It’s not an exaggeration to say that Stan Lee is largely responsible for the modern superhero – and by extension, one of the architects of contemporary pop culture. It’s not like one Stanley Martin Lieber invented the concept of men in capes; DC’s all-star stable of do-gooders had been around for decades, and Joe Simon’s Hitler-punching war hero Captain America, a hit for Timely Comics (which would eventually morph into Marvel Comics), had thrilled WWII-era kids. But it was Lee – in close creative, if not always properly credited, collaboration with artists such as Jack Kirby, Steve Ditko and Gene Colan – that had the revolutionary idea of making them relatable, snippy, occasionally self-centered, neurotic, flawed.

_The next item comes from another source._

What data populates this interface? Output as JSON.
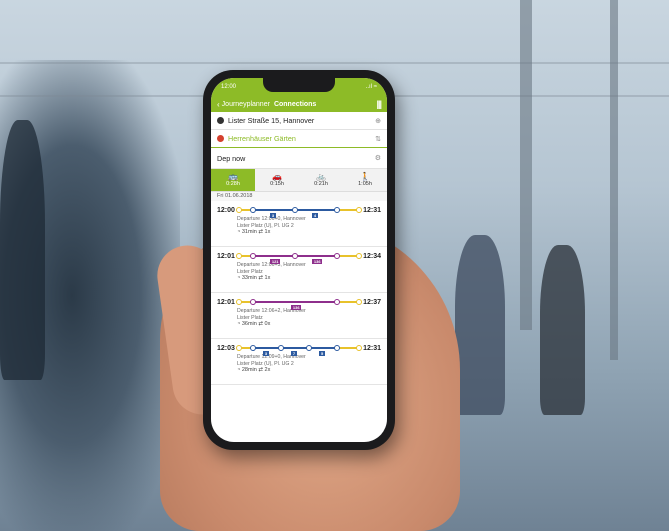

Lots of folks told stories of superhumans fighting bad guys that played up the “super” part. Lee was the one who put the “human” part up front.
To honor Lee after his passing at age 95, we look back at 15 comics that helped solidify his legacy as a writer, editor, publisher and the ever-lovin’ public face/personal voice behind Marvel’s evolution from comic-book company into pop juggernaut. From that groundbreaking first Fantastic Four issue to Lee’s mean, green late-act addition to the female superhero canon, these were the issues that helped put Marvel and Stan the Man on the map. Excelsior!